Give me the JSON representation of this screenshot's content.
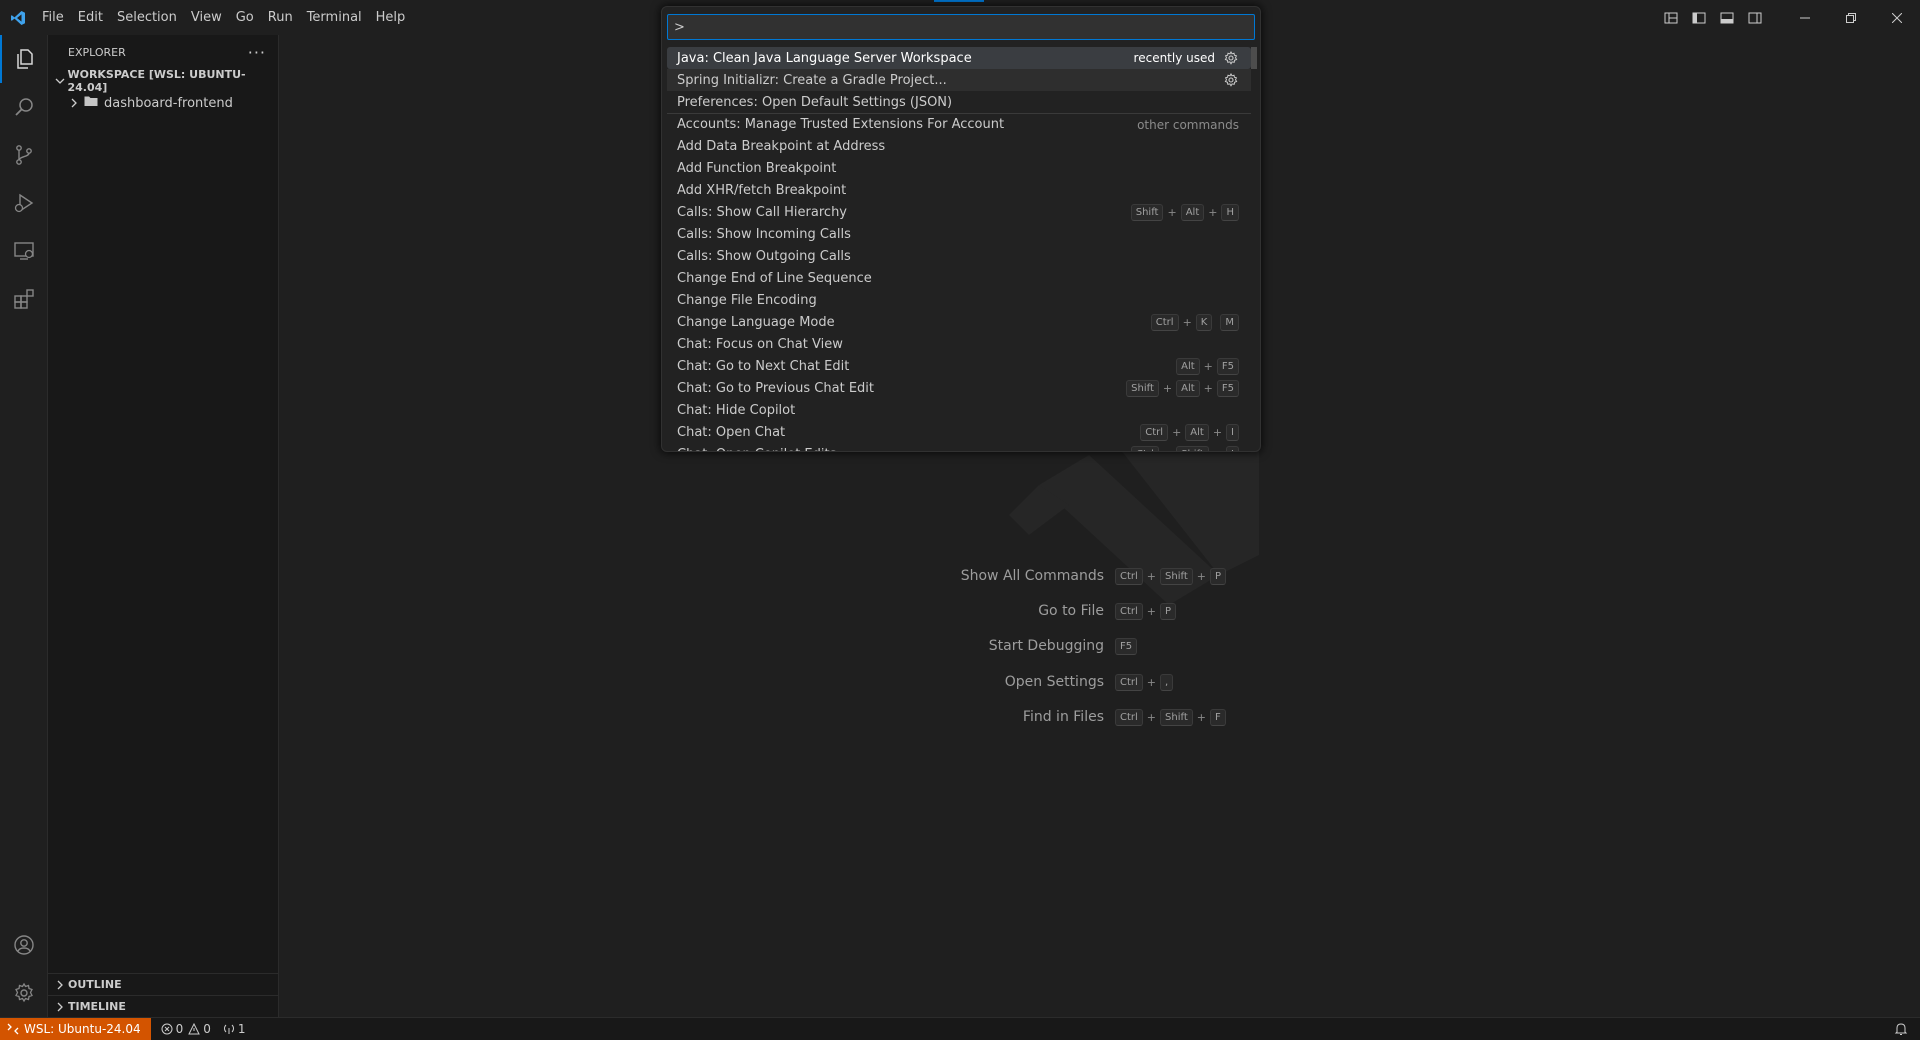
{
  "colors": {
    "accent": "#0078d4",
    "remote_bg": "#d35400",
    "background": "#1f1f1f",
    "sidebar_bg": "#181818"
  },
  "titlebar": {
    "menu": [
      "File",
      "Edit",
      "Selection",
      "View",
      "Go",
      "Run",
      "Terminal",
      "Help"
    ],
    "layout_icons": [
      "customize-layout-icon",
      "toggle-primary-sidebar-icon",
      "toggle-panel-icon",
      "toggle-secondary-sidebar-icon"
    ],
    "window_controls": [
      "minimize-icon",
      "restore-icon",
      "close-icon"
    ]
  },
  "activitybar": {
    "items": [
      "explorer-icon",
      "search-icon",
      "source-control-icon",
      "run-debug-icon",
      "remote-explorer-icon",
      "extensions-icon"
    ],
    "bottom": [
      "accounts-icon",
      "manage-gear-icon"
    ]
  },
  "sidebar": {
    "title": "EXPLORER",
    "more_actions": "···",
    "workspace_label": "WORKSPACE [WSL: UBUNTU-24.04]",
    "folder": "dashboard-frontend",
    "outline_label": "OUTLINE",
    "timeline_label": "TIMELINE"
  },
  "palette": {
    "input_value": ">",
    "items": [
      {
        "label": "Java: Clean Java Language Server Workspace",
        "desc": "recently used",
        "gear": true,
        "state": "selected"
      },
      {
        "label": "Spring Initializr: Create a Gradle Project...",
        "desc": "",
        "gear": true,
        "state": "recent"
      },
      {
        "label": "Preferences: Open Default Settings (JSON)",
        "desc": "",
        "gear": false
      },
      {
        "label": "Accounts: Manage Trusted Extensions For Account",
        "group": "other commands",
        "sep": true
      },
      {
        "label": "Add Data Breakpoint at Address"
      },
      {
        "label": "Add Function Breakpoint"
      },
      {
        "label": "Add XHR/fetch Breakpoint"
      },
      {
        "label": "Calls: Show Call Hierarchy",
        "keys": [
          [
            "Shift",
            "Alt",
            "H"
          ]
        ]
      },
      {
        "label": "Calls: Show Incoming Calls"
      },
      {
        "label": "Calls: Show Outgoing Calls"
      },
      {
        "label": "Change End of Line Sequence"
      },
      {
        "label": "Change File Encoding"
      },
      {
        "label": "Change Language Mode",
        "keys": [
          [
            "Ctrl",
            "K"
          ],
          [
            "M"
          ]
        ]
      },
      {
        "label": "Chat: Focus on Chat View"
      },
      {
        "label": "Chat: Go to Next Chat Edit",
        "keys": [
          [
            "Alt",
            "F5"
          ]
        ]
      },
      {
        "label": "Chat: Go to Previous Chat Edit",
        "keys": [
          [
            "Shift",
            "Alt",
            "F5"
          ]
        ]
      },
      {
        "label": "Chat: Hide Copilot"
      },
      {
        "label": "Chat: Open Chat",
        "keys": [
          [
            "Ctrl",
            "Alt",
            "I"
          ]
        ]
      },
      {
        "label": "Chat: Open Copilot Edits",
        "keys": [
          [
            "Ctrl",
            "Shift",
            "I"
          ]
        ]
      }
    ]
  },
  "editor": {
    "shortcuts": [
      {
        "label": "Show All Commands",
        "keys": [
          "Ctrl",
          "Shift",
          "P"
        ]
      },
      {
        "label": "Go to File",
        "keys": [
          "Ctrl",
          "P"
        ]
      },
      {
        "label": "Start Debugging",
        "keys": [
          "F5"
        ]
      },
      {
        "label": "Open Settings",
        "keys": [
          "Ctrl",
          ","
        ]
      },
      {
        "label": "Find in Files",
        "keys": [
          "Ctrl",
          "Shift",
          "F"
        ]
      }
    ]
  },
  "statusbar": {
    "remote": "WSL: Ubuntu-24.04",
    "errors": "0",
    "warnings": "0",
    "ports": "1"
  }
}
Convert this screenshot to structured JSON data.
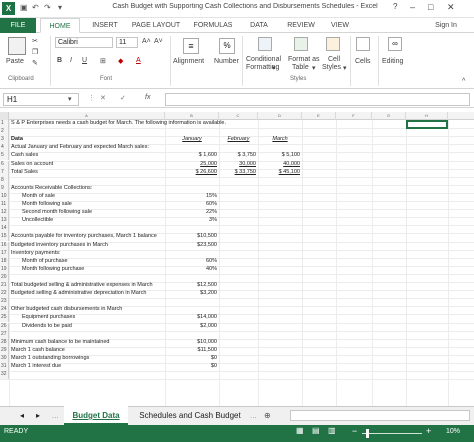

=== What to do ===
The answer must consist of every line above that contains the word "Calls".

=== Problem solution ===
        "label": "Calls: Show Call Hierarchy",
        "label": "Calls: Show Incoming Calls"
        "label": "Calls: Show Outgoing Calls"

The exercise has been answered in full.